## WORK TO BE COMPLETED
In full and without error, repeat the entries below.

########

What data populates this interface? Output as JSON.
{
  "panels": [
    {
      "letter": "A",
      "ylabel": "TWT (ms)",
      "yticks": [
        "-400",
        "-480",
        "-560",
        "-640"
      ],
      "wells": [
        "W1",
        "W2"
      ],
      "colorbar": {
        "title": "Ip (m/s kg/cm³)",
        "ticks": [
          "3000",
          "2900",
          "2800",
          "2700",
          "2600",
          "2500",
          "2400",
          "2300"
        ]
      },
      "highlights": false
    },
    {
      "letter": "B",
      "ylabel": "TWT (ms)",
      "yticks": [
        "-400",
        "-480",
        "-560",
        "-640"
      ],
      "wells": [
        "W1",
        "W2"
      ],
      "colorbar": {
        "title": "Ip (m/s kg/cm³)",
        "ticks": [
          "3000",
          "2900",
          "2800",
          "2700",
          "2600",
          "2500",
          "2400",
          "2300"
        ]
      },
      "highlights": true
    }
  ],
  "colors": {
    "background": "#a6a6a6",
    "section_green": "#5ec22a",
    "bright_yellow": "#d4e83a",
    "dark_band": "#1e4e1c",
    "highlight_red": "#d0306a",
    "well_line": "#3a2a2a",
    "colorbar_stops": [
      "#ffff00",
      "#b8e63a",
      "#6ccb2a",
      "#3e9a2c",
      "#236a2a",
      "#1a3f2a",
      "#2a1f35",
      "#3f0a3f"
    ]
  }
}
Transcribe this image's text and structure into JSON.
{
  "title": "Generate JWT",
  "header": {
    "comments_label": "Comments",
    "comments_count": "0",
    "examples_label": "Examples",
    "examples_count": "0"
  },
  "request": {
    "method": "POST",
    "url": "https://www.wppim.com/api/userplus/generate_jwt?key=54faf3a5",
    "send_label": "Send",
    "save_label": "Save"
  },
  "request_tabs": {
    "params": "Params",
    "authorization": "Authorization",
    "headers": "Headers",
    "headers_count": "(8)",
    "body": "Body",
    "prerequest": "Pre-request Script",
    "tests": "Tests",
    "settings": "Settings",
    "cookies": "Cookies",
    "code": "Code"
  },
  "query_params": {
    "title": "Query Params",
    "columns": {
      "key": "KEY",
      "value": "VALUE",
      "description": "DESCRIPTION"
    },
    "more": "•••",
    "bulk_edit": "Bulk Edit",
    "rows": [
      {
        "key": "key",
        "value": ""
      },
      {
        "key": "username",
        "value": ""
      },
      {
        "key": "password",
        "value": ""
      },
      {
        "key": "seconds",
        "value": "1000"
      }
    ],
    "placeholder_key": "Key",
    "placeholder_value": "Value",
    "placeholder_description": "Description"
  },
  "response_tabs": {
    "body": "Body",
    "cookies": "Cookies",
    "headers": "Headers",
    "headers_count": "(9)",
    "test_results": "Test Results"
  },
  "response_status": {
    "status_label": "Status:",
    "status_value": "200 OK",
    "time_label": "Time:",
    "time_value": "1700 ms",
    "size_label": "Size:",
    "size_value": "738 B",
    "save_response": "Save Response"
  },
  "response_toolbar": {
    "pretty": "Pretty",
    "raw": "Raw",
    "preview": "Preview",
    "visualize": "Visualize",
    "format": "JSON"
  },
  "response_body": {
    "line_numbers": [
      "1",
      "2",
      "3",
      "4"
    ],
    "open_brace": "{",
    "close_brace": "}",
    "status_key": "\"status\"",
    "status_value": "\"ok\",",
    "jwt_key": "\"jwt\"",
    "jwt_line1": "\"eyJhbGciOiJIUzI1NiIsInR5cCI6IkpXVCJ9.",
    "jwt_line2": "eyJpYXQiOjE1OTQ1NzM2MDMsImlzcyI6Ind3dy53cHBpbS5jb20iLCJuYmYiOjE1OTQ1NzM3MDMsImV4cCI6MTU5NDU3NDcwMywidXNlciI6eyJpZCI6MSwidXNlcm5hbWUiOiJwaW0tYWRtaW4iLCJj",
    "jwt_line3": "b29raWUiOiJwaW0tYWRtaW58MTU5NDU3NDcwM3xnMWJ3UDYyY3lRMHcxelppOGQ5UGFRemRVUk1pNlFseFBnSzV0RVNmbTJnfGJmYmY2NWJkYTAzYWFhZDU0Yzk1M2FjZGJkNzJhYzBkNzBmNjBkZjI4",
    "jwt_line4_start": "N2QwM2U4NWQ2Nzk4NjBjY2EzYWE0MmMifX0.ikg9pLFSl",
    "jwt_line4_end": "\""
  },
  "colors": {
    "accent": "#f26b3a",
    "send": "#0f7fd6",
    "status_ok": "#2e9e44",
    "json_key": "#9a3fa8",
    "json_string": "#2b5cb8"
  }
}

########

## RESPONSE FOR THIS EXERCISE
What data populates this interface? Output as JSON.
{
  "panels": [
    {
      "letter": "A",
      "ylabel": "TWT (ms)",
      "yticks": [
        "-400",
        "-480",
        "-560",
        "-640"
      ],
      "wells": [
        "W1",
        "W2"
      ],
      "colorbar": {
        "title": "Ip (m/s kg/cm³)",
        "ticks": [
          "3000",
          "2900",
          "2800",
          "2700",
          "2600",
          "2500",
          "2400",
          "2300"
        ]
      },
      "highlights": false
    },
    {
      "letter": "B",
      "ylabel": "TWT (ms)",
      "yticks": [
        "-400",
        "-480",
        "-560",
        "-640"
      ],
      "wells": [
        "W1",
        "W2"
      ],
      "colorbar": {
        "title": "Ip (m/s kg/cm³)",
        "ticks": [
          "3000",
          "2900",
          "2800",
          "2700",
          "2600",
          "2500",
          "2400",
          "2300"
        ]
      },
      "highlights": true
    }
  ],
  "colors": {
    "background": "#a6a6a6",
    "section_green": "#5ec22a",
    "bright_yellow": "#d4e83a",
    "dark_band": "#1e4e1c",
    "highlight_red": "#d0306a",
    "well_line": "#3a2a2a",
    "colorbar_stops": [
      "#ffff00",
      "#b8e63a",
      "#6ccb2a",
      "#3e9a2c",
      "#236a2a",
      "#1a3f2a",
      "#2a1f35",
      "#3f0a3f"
    ]
  }
}
Transcribe this image's text and structure into JSON.
{
  "title": "Generate JWT",
  "header": {
    "comments_label": "Comments",
    "comments_count": "0",
    "examples_label": "Examples",
    "examples_count": "0"
  },
  "request": {
    "method": "POST",
    "url": "https://www.wppim.com/api/userplus/generate_jwt?key=54faf3a5",
    "send_label": "Send",
    "save_label": "Save"
  },
  "request_tabs": {
    "params": "Params",
    "authorization": "Authorization",
    "headers": "Headers",
    "headers_count": "(8)",
    "body": "Body",
    "prerequest": "Pre-request Script",
    "tests": "Tests",
    "settings": "Settings",
    "cookies": "Cookies",
    "code": "Code"
  },
  "query_params": {
    "title": "Query Params",
    "columns": {
      "key": "KEY",
      "value": "VALUE",
      "description": "DESCRIPTION"
    },
    "more": "•••",
    "bulk_edit": "Bulk Edit",
    "rows": [
      {
        "key": "key",
        "value": ""
      },
      {
        "key": "username",
        "value": ""
      },
      {
        "key": "password",
        "value": ""
      },
      {
        "key": "seconds",
        "value": "1000"
      }
    ],
    "placeholder_key": "Key",
    "placeholder_value": "Value",
    "placeholder_description": "Description"
  },
  "response_tabs": {
    "body": "Body",
    "cookies": "Cookies",
    "headers": "Headers",
    "headers_count": "(9)",
    "test_results": "Test Results"
  },
  "response_status": {
    "status_label": "Status:",
    "status_value": "200 OK",
    "time_label": "Time:",
    "time_value": "1700 ms",
    "size_label": "Size:",
    "size_value": "738 B",
    "save_response": "Save Response"
  },
  "response_toolbar": {
    "pretty": "Pretty",
    "raw": "Raw",
    "preview": "Preview",
    "visualize": "Visualize",
    "format": "JSON"
  },
  "response_body": {
    "line_numbers": [
      "1",
      "2",
      "3",
      "4"
    ],
    "open_brace": "{",
    "close_brace": "}",
    "status_key": "\"status\"",
    "status_value": "\"ok\",",
    "jwt_key": "\"jwt\"",
    "jwt_line1": "\"eyJhbGciOiJIUzI1NiIsInR5cCI6IkpXVCJ9.",
    "jwt_line2": "eyJpYXQiOjE1OTQ1NzM2MDMsImlzcyI6Ind3dy53cHBpbS5jb20iLCJuYmYiOjE1OTQ1NzM3MDMsImV4cCI6MTU5NDU3NDcwMywidXNlciI6eyJpZCI6MSwidXNlcm5hbWUiOiJwaW0tYWRtaW4iLCJj",
    "jwt_line3": "b29raWUiOiJwaW0tYWRtaW58MTU5NDU3NDcwM3xnMWJ3UDYyY3lRMHcxelppOGQ5UGFRemRVUk1pNlFseFBnSzV0RVNmbTJnfGJmYmY2NWJkYTAzYWFhZDU0Yzk1M2FjZGJkNzJhYzBkNzBmNjBkZjI4",
    "jwt_line4_start": "N2QwM2U4NWQ2Nzk4NjBjY2EzYWE0MmMifX0.ikg9pLFSl",
    "jwt_line4_end": "\""
  },
  "colors": {
    "accent": "#f26b3a",
    "send": "#0f7fd6",
    "status_ok": "#2e9e44",
    "json_key": "#9a3fa8",
    "json_string": "#2b5cb8"
  }
}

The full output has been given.